After installation, edit /etc/rc.conf to enable PostgreSQL at startup.

# echo 'postgresql_enable="YES"' >> /etc/rc.conf
# echo 'postgresql_data="/usr/data/pgdb"' >> /etc/rc.conf

ii. create database cluster

PostgreSQL's database directory isn't set during ports' installation. You'll need to create a database cluster. The ports' installation created a new user, pgsql. Use sudo to do everything as the pgsql user.

# mkdir -m 700 /usr/data/pgdb
# chown pgsql:pgsql /usr/data/pgdb
# /usr/local/etc/rc.d/postgresql initdb


iii. edit configuration files

There are a number of PostgreSQL configuration files you may want to edit. One is ~pgsql/.profile which allows you to set certain environmental values.

The other configuration file you may want to check is /usr/data/pgdb/postgresql.conf. This configuration file has many options including PostgreSQL tuning. Use with care and always check the PostgreSQL manual if you are unsure of something.

If you plan on connecting remotely to your PostgreSQL database, you will want to edit /usr/data/pgdb/pg_hba.conf. Read pg_hba.conf carefully and follow the examples they give. It's not that hard to follow.

You might want to use md5 for METHOD in pg_hba.conf if you plan to connect to PostgreSQL with pgAdmin III.

iv. start the server

Start the PostgreSQL server with the following command

# mv /usr/local/etc/rc.d/postgresql /usr/local/etc/rc.d/
# /usr/local/etc/rc.d/postgresql start


v. create privileged user & test database

Add a new user that has the ability to create new users and create new databases.

# sudo -u pgsql createuser -E -P -a -d rey

A password prompt will display for you to enter your password.

If you want to add a normal user that does not have the ability to add new users or create new databases, do the following

# sudo -u pgsql createuser -E -P -A -D john

You may want to create a test database to mess around with.

# sudo -u pgsql createdb test

If you want to create a database owned by a particular user, do the following

# sudo -u pgsql createdb -O john test

Simple enough.

vi. connect with pgAdmin III

First thing you need to do is download the latest version of pgAdmin III.

Install it.

Run it.

And hit the big square button on the upper left part of pgAdmin III to connect to your PostgreSQL server.

Wasn't so tough, was it? If you configured your pg_hba.conf file correctly, you should be able to connect without any problems.

PostgreSQL also support SSL. I haven't been able to figure that out yet, so instead of connecting with an insecure connection, I connect over SSH. Putty is a great SSH client for Windows. Just setup port forwarding (default, 5432 for PostgreSQL) and Putty, and you'll be all set.
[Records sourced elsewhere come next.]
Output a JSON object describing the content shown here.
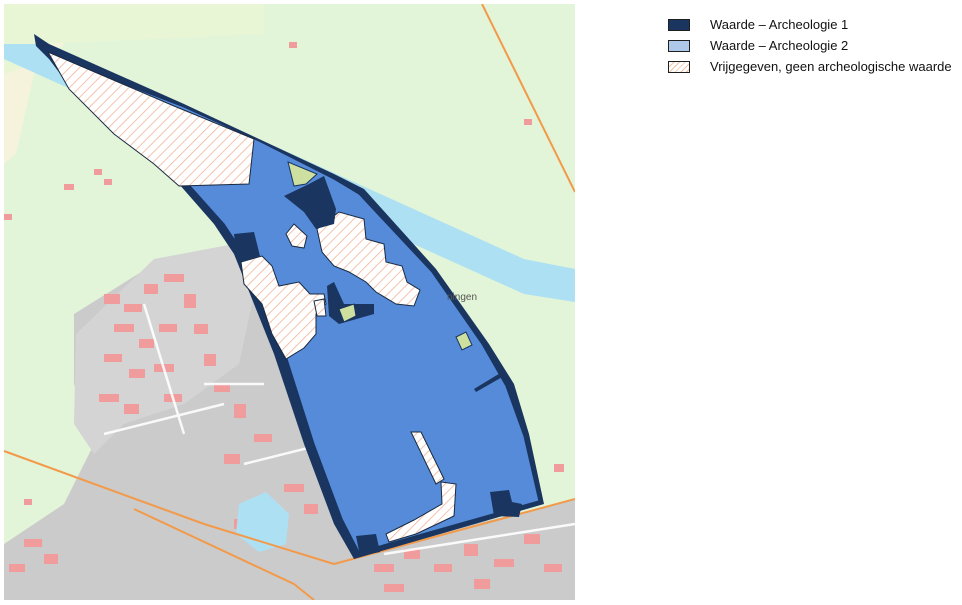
{
  "map": {
    "place_label": "ningen",
    "colors": {
      "waarde_1": "#1a3560",
      "waarde_2": "#558bd8",
      "hatch_line": "#f0b49a",
      "water": "#aee0f4",
      "grassland": "#e2f5d8",
      "urban": "#cbcbcb",
      "buildings": "#f19c9c",
      "road": "#f29a4a",
      "highlight": "#cde0a0"
    }
  },
  "legend": {
    "items": [
      {
        "label": "Waarde – Archeologie 1",
        "fill": "#1a3560"
      },
      {
        "label": "Waarde – Archeologie 2",
        "fill": "#aec8ea"
      },
      {
        "label": "Vrijgegeven, geen archeologische waarde",
        "fill": "hatched"
      }
    ]
  }
}
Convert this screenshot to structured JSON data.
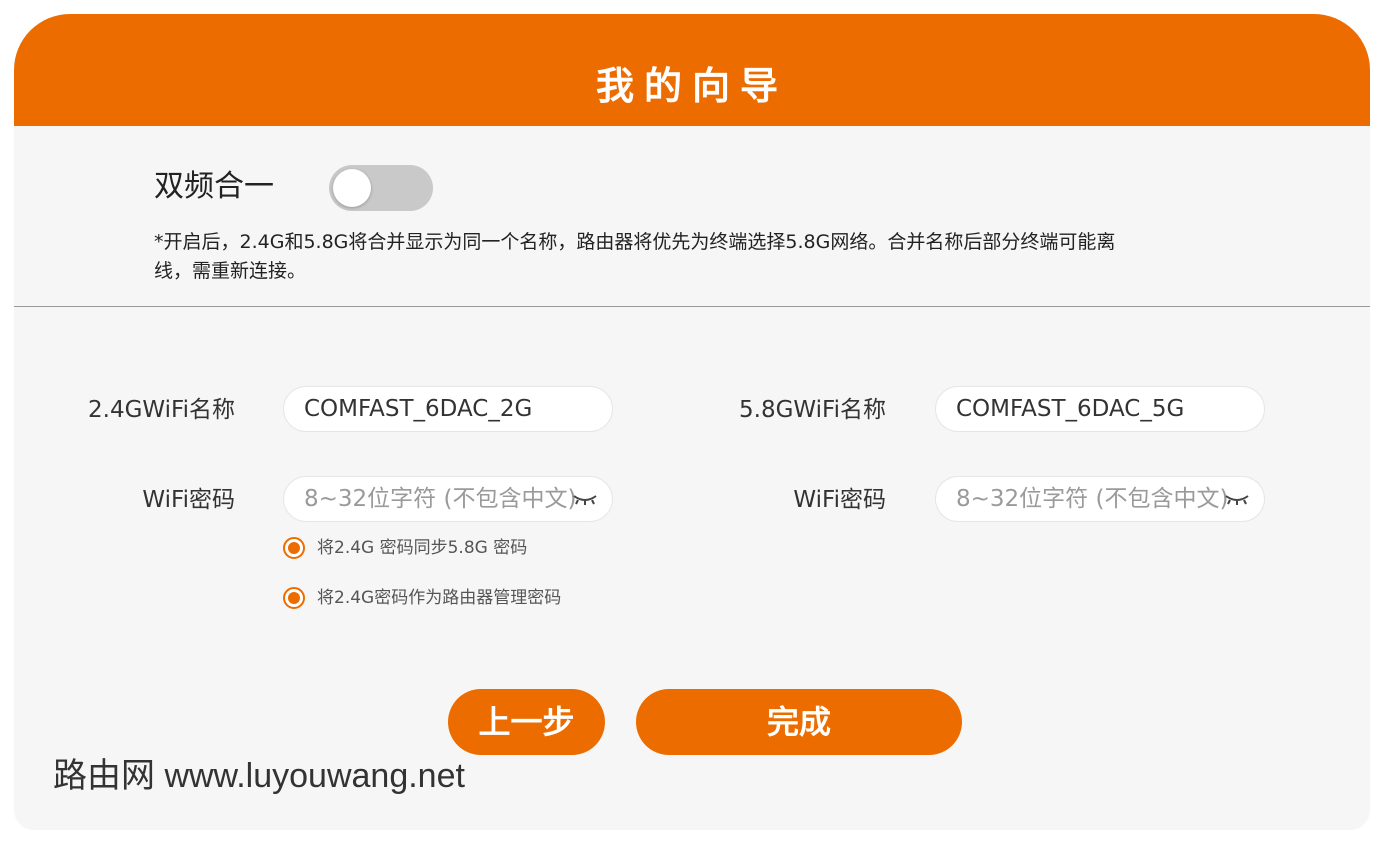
{
  "header": {
    "title": "我的向导"
  },
  "dual_band": {
    "label": "双频合一",
    "enabled": false,
    "notice": "*开启后，2.4G和5.8G将合并显示为同一个名称，路由器将优先为终端选择5.8G网络。合并名称后部分终端可能离线，需重新连接。"
  },
  "band_24": {
    "ssid_label": "2.4GWiFi名称",
    "ssid_value": "COMFAST_6DAC_2G",
    "password_label": "WiFi密码",
    "password_placeholder": "8~32位字符 (不包含中文)"
  },
  "band_58": {
    "ssid_label": "5.8GWiFi名称",
    "ssid_value": "COMFAST_6DAC_5G",
    "password_label": "WiFi密码",
    "password_placeholder": "8~32位字符 (不包含中文)"
  },
  "options": [
    {
      "label": "将2.4G 密码同步5.8G 密码",
      "selected": true
    },
    {
      "label": "将2.4G密码作为路由器管理密码",
      "selected": true
    }
  ],
  "buttons": {
    "back": "上一步",
    "finish": "完成"
  },
  "watermark": "路由网 www.luyouwang.net",
  "icons": {
    "password_toggle": "eye-closed-icon"
  },
  "colors": {
    "accent": "#ed6c00",
    "panel": "#f6f6f6",
    "toggle_off": "#c9c9c9"
  }
}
I do the same with MySQL (even though MySQL 5.x.xx suports SSL, I haven't been able to figure it out yet). MySQL uses the default port of 3306.

vii. backup


viii. references


$NOTES: /postgresql/, v.0.17 2010/12/11 13:44:35 PST /8699/ NkM$
Maintainer: Neafevoc K. Marindale